LONDON (Reuters) - The Bank of England detailed a ground-breaking plan on Monday to lend banks around 50 billion pounds to help them operate during the credit squeeze.
It said it would allow banks to swap mortgage-backed bonds which have become hard to trade for specially-issued Treasury bills.
This would free up banks’ balance sheets, allowing them to lend more to households facing a dwindling choice of mortgage options and declining property values.
Here are the key points of the plan:
* The asset swaps will be for long terms. Each swap will be for a period of 1 year and may be renewed for a total of up to 3 years
* The risk of losses on their loans remains with the banks. A fee based on three-month London interbank interest rates will be required.
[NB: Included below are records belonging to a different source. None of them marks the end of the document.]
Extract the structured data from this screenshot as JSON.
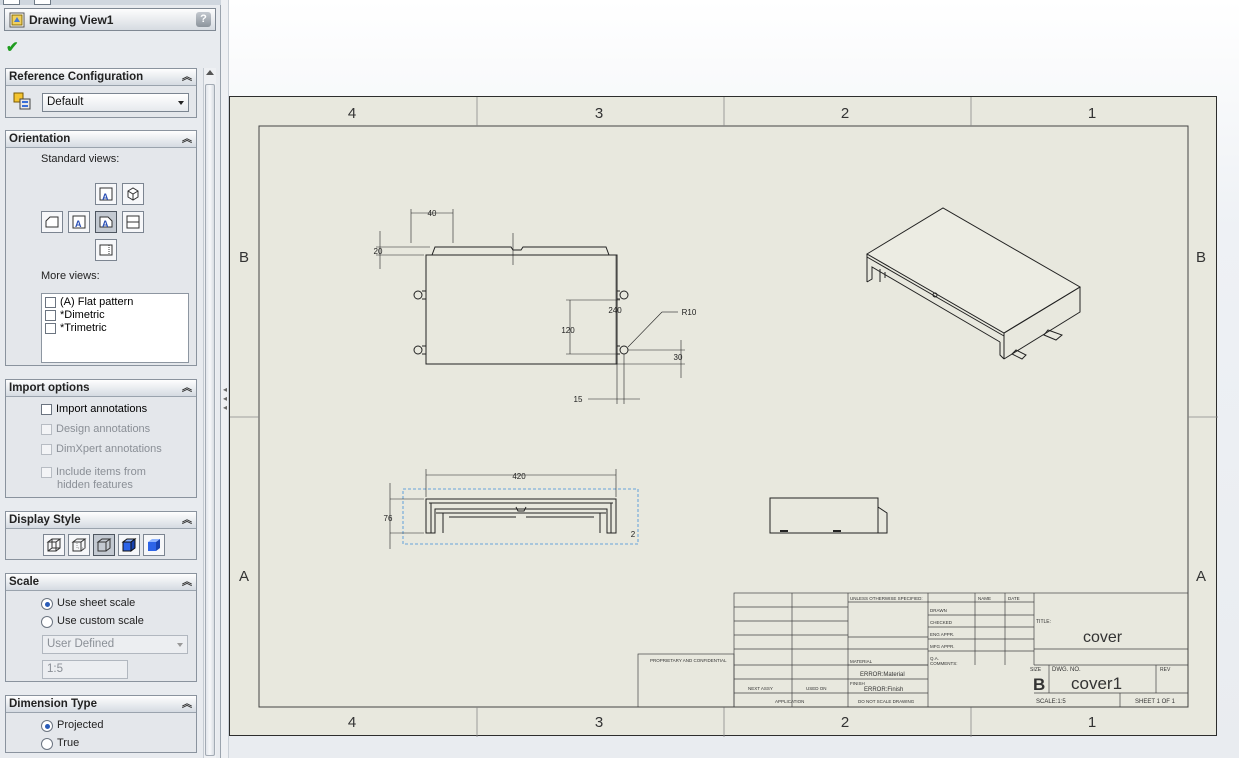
{
  "property_manager": {
    "title": "Drawing View1",
    "help": "?"
  },
  "reference_configuration": {
    "header": "Reference Configuration",
    "collapse_glyph": "⌃⌃",
    "value": "Default"
  },
  "orientation": {
    "header": "Orientation",
    "standard_views_label": "Standard views:",
    "more_views_label": "More views:",
    "more_views": [
      "(A) Flat pattern",
      "*Dimetric",
      "*Trimetric"
    ]
  },
  "import_options": {
    "header": "Import options",
    "items": [
      "Import annotations",
      "Design annotations",
      "DimXpert annotations",
      "Include items from",
      "hidden features"
    ]
  },
  "display_style": {
    "header": "Display Style"
  },
  "scale": {
    "header": "Scale",
    "use_sheet_scale": "Use sheet scale",
    "use_custom_scale": "Use custom scale",
    "dropdown": "User Defined",
    "ratio": "1:5"
  },
  "dimension_type": {
    "header": "Dimension Type",
    "projected": "Projected",
    "true": "True"
  },
  "sheet": {
    "zones_top": [
      "4",
      "3",
      "2",
      "1"
    ],
    "zones_side": [
      "B",
      "A"
    ],
    "dims": {
      "d40": "40",
      "d20": "20",
      "d240": "240",
      "d120": "120",
      "d30": "30",
      "d15": "15",
      "r10": "R10",
      "d420": "420",
      "d76": "76",
      "d2": "2"
    },
    "title_block": {
      "part_name": "cover",
      "dwg_no_label": "DWG. NO.",
      "dwg_no": "cover1",
      "size_label": "SIZE",
      "size": "B",
      "rev_label": "REV",
      "scale": "SCALE:1:5",
      "sheet": "SHEET 1 OF 1",
      "material_error": "ERROR:Material",
      "finish_error": "ERROR:Finish",
      "name_label": "NAME",
      "date_label": "DATE",
      "drawn": "DRAWN",
      "checked": "CHECKED",
      "eng_appr": "ENG APPR.",
      "mfg_appr": "MFG APPR.",
      "qa": "Q.A.",
      "comments": "COMMENTS:",
      "title_label": "TITLE:",
      "unless": "UNLESS OTHERWISE SPECIFIED:",
      "next_assy": "NEXT ASSY",
      "used_on": "USED ON",
      "application": "APPLICATION",
      "do_not_scale": "DO NOT SCALE DRAWING",
      "proprietary": "PROPRIETARY AND CONFIDENTIAL",
      "material_label": "MATERIAL",
      "finish_label": "FINISH"
    }
  }
}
* The swaps are available only for assets existing at the end of 2007 and cannot be used to finance new lending. Banks can benefit from the scheme during a six-month window starting Monday.
* The BoE will value eligible securities using observed market prices and reserves the right to use its own calculations if market prices are unavailable. In that case, a 5 percentage point will apply.
* An additional 3 percentage points will be added to haircuts to allow for currency risk when securities are not in sterling.
* An additional 5 percentage points will be applied to own-name eligible covered bonds, mortgage-backed securities and credit cards asset backed securities.
* The BoE a range of high quality assets in the scheme including AAA-rated securities backed by UK and European residential mortgages.
* The scheme will be guaranteed by the Treasury but is designed to avoid the taxpayer taking on risk.
* Banks will need to up their collateral if assets they have provided fall in value.
* Full details of haircuts can be found in the annex notes of this BoE release:
BoE Governor Mervyn King said: “The Bank of England’s Special Liquidity Scheme is designed to improve the liquidity position of the banking system and raise confidence in financial markets while ensuring that the risk of losses on the loans they have made remains with the banks.”